One example of foreshadowing in The Tempest is the way that Shakespeare frequently hints at Prospero's final decision to relinquish his magic and be restored as the Duke of Milan. Another example is the tempest; it foreshadows the way that the island upturns social conventions. Miranda's description of the tempest in Act 1, Scene 2 sets the scene for a sequence of political and social upheavals:
The sky, it seems, would pour down stinking pitch,
But that the sea, mounting to th' welkin's cheek,
Dashes the fire out. O, I have suffered
With those that I saw suffer! A brave vessel,
Who had, no doubt, some noble creature in her,
Dash'd all to pieces. O, the cry did knock
Against my very heart. Poor souls, they perish'd.
Here, the violence of the storm hints at the violence that will arise among Prospero, Alonso, Caliban, and the other characters. Throughout the story, Miranda maintains the same sense of empathy that she shows here.
Another example of foreshadowing is Caliban's potential retaliation; Prospero treats him so poorly and his previous attempt to rape Miranda shows that he will likely rebel against or try to kill Prospero.
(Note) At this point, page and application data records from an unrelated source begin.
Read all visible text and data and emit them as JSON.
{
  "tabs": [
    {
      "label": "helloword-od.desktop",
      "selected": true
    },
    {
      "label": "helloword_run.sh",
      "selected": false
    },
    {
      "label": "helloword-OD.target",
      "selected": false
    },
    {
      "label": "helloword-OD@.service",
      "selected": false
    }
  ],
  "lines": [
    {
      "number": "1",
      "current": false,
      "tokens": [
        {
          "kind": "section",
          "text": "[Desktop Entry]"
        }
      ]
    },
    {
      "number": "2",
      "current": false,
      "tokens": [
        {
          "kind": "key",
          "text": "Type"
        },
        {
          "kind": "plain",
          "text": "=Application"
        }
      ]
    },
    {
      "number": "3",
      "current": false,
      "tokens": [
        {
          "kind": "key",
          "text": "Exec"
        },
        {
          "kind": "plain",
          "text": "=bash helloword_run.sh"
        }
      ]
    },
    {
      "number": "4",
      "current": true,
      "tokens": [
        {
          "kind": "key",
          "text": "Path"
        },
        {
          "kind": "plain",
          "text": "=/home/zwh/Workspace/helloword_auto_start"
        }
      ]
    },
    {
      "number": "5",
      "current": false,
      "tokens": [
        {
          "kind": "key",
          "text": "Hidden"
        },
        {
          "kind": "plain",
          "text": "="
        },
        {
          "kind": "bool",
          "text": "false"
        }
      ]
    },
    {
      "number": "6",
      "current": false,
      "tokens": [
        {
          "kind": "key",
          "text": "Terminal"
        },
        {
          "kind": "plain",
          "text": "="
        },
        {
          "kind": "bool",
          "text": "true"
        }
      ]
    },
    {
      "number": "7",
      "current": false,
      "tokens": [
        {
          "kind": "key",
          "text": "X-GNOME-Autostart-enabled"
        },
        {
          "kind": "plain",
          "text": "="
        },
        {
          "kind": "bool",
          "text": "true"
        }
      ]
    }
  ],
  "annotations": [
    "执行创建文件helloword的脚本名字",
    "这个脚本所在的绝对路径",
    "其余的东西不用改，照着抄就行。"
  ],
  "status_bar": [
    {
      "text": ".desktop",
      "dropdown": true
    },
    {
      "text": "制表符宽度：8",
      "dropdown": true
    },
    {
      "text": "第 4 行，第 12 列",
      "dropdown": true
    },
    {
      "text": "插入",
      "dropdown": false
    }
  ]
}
Caliban's nicknames include "slave" and "monster," and given his initial hostility toward Prospero and his daughter, it seems obvious that he will try to break free from his captors and regain his rightful freedom on the island.